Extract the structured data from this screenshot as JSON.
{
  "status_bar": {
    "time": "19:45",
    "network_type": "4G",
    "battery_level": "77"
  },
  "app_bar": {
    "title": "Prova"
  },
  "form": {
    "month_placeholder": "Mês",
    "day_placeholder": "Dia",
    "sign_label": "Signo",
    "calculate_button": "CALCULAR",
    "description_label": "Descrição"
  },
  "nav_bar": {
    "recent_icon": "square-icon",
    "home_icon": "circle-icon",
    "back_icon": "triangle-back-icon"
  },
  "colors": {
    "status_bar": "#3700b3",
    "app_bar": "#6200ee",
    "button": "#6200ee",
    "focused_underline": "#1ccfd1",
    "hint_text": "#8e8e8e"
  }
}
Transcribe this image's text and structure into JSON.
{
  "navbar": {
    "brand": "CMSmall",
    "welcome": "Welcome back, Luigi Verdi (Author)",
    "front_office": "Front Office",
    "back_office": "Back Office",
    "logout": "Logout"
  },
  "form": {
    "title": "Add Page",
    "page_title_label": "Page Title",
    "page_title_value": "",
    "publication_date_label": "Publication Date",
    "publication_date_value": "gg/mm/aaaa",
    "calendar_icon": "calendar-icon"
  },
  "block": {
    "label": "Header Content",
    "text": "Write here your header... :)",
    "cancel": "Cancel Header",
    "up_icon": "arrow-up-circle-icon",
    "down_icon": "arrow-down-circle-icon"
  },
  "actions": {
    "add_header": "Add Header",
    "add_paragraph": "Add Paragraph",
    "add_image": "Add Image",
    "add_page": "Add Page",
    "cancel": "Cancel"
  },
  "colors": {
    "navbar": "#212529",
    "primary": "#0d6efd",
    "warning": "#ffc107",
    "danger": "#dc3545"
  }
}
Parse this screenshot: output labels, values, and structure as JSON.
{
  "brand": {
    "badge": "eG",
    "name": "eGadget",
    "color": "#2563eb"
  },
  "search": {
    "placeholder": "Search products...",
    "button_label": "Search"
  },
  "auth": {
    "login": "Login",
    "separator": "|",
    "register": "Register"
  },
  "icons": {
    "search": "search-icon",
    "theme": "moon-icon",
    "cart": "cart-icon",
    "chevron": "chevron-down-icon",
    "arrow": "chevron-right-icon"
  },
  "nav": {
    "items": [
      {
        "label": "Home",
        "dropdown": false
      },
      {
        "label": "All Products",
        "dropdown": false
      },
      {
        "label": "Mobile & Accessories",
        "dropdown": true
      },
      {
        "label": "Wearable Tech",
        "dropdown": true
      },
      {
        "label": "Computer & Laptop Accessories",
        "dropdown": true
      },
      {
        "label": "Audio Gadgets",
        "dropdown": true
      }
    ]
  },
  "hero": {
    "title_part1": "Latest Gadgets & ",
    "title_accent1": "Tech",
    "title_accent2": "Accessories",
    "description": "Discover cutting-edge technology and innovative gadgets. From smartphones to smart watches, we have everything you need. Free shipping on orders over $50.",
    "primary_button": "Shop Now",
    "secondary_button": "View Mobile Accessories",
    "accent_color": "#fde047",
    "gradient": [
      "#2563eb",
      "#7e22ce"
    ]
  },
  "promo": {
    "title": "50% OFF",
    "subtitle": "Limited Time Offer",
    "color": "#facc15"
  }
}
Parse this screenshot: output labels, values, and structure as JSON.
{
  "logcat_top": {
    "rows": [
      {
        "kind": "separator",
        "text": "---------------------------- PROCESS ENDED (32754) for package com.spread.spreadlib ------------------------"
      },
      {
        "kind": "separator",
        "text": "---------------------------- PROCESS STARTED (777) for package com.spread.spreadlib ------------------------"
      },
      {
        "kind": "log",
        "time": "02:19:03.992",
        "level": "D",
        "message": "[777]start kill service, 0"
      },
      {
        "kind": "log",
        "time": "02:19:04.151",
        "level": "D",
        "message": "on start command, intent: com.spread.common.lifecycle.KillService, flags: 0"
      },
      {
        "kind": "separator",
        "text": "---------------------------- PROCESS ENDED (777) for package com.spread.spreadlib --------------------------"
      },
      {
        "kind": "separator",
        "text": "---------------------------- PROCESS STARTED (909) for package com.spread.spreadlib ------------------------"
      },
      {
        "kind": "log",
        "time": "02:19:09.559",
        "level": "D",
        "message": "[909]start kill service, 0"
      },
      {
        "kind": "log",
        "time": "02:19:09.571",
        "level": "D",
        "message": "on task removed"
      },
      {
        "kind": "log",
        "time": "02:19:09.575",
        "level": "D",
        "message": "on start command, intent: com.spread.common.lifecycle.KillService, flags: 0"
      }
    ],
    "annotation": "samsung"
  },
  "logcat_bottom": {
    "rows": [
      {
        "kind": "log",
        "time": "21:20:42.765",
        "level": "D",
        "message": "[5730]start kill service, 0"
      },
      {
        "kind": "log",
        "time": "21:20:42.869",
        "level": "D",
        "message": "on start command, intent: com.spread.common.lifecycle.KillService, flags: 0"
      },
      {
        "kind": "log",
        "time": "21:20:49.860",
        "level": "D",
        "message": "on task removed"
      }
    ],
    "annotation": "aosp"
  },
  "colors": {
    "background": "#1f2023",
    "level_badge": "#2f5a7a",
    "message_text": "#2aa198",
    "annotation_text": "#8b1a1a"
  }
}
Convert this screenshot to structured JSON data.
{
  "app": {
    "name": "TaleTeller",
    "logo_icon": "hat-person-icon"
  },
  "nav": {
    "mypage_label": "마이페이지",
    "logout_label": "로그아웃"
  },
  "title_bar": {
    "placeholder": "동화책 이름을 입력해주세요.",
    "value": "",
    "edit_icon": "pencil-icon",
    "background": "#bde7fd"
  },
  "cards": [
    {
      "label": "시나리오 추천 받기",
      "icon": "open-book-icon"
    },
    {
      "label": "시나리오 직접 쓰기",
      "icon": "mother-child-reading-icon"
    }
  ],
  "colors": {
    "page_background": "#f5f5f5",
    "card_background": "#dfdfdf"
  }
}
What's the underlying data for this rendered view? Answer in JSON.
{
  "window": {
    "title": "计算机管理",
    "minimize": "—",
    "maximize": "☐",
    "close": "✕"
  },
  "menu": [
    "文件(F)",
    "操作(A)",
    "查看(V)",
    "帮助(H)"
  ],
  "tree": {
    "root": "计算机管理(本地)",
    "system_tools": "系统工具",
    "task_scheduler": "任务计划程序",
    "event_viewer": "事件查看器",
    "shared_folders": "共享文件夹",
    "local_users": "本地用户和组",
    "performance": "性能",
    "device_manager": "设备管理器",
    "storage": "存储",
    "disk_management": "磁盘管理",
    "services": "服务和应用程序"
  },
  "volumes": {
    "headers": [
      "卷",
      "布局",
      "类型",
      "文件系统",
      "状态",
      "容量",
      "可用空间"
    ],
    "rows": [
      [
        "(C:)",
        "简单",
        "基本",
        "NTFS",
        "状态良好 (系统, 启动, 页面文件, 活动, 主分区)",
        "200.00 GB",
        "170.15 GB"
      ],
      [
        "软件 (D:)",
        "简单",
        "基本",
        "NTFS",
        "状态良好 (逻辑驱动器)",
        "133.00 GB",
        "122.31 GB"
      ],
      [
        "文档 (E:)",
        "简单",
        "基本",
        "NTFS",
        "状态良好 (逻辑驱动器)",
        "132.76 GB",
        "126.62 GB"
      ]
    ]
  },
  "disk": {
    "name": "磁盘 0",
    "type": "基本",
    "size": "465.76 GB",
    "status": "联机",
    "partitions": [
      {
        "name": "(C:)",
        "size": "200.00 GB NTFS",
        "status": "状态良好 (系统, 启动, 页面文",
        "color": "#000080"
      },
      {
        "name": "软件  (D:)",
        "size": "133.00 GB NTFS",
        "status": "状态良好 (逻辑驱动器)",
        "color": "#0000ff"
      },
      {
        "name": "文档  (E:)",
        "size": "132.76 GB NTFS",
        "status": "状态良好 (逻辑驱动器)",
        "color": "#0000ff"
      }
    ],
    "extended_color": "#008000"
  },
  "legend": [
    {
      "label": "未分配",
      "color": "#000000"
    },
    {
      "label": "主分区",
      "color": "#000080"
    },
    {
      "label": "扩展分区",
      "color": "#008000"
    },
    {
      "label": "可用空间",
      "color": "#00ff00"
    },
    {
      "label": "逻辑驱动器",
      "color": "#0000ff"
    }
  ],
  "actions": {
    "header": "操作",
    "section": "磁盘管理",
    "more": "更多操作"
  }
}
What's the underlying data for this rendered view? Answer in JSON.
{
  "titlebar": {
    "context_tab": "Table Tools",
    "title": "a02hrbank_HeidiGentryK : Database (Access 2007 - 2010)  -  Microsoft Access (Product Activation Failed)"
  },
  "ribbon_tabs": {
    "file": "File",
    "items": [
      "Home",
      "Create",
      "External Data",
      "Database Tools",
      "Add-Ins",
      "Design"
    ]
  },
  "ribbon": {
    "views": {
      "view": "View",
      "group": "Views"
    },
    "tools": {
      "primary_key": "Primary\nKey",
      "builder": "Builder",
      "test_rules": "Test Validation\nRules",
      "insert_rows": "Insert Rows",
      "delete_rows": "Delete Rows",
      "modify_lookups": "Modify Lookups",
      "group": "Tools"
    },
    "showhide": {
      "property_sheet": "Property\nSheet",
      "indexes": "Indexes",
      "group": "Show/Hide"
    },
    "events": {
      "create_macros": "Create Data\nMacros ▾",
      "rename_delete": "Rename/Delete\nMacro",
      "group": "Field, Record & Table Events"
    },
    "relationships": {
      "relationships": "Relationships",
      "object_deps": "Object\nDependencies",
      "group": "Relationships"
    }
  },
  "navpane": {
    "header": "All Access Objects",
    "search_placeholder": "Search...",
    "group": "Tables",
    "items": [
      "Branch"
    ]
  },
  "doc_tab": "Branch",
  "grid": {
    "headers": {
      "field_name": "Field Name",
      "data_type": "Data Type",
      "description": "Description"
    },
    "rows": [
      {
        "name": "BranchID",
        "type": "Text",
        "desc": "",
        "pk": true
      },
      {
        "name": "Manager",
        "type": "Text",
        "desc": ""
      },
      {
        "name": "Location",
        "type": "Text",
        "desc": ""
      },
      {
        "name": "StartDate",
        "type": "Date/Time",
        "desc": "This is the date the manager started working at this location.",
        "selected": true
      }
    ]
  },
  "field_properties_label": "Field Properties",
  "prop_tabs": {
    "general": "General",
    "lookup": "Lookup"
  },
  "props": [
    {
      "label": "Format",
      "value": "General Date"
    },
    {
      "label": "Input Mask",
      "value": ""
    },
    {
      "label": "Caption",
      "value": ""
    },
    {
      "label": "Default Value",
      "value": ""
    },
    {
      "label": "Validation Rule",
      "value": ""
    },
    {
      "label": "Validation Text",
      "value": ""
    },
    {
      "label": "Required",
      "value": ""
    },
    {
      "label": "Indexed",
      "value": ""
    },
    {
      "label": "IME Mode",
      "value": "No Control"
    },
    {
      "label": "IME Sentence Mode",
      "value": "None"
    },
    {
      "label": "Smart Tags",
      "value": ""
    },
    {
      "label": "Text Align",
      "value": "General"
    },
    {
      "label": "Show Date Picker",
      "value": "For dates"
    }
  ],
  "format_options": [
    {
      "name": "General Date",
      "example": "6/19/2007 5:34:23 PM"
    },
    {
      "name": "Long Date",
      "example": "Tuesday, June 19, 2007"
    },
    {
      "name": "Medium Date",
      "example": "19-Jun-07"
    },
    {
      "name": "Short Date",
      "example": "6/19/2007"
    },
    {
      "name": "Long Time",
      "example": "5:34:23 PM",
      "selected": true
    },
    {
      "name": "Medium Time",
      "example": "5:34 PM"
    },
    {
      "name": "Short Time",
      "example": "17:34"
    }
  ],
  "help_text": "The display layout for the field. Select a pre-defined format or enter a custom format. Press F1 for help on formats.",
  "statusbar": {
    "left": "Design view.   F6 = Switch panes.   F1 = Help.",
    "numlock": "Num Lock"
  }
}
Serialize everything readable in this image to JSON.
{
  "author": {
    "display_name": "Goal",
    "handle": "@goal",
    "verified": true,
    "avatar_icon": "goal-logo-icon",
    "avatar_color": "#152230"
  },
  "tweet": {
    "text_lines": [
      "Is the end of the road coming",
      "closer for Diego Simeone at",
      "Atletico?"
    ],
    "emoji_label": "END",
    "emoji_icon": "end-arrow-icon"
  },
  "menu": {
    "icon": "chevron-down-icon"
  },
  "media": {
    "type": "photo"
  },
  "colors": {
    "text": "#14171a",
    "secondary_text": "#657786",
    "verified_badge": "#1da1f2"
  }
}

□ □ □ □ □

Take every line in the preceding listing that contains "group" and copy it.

— ANSWER SECTION —
      "group": "Views"
      "group": "Tools"
      "group": "Show/Hide"
      "group": "Field, Record & Table Events"
      "group": "Relationships"
    "group": "Tables",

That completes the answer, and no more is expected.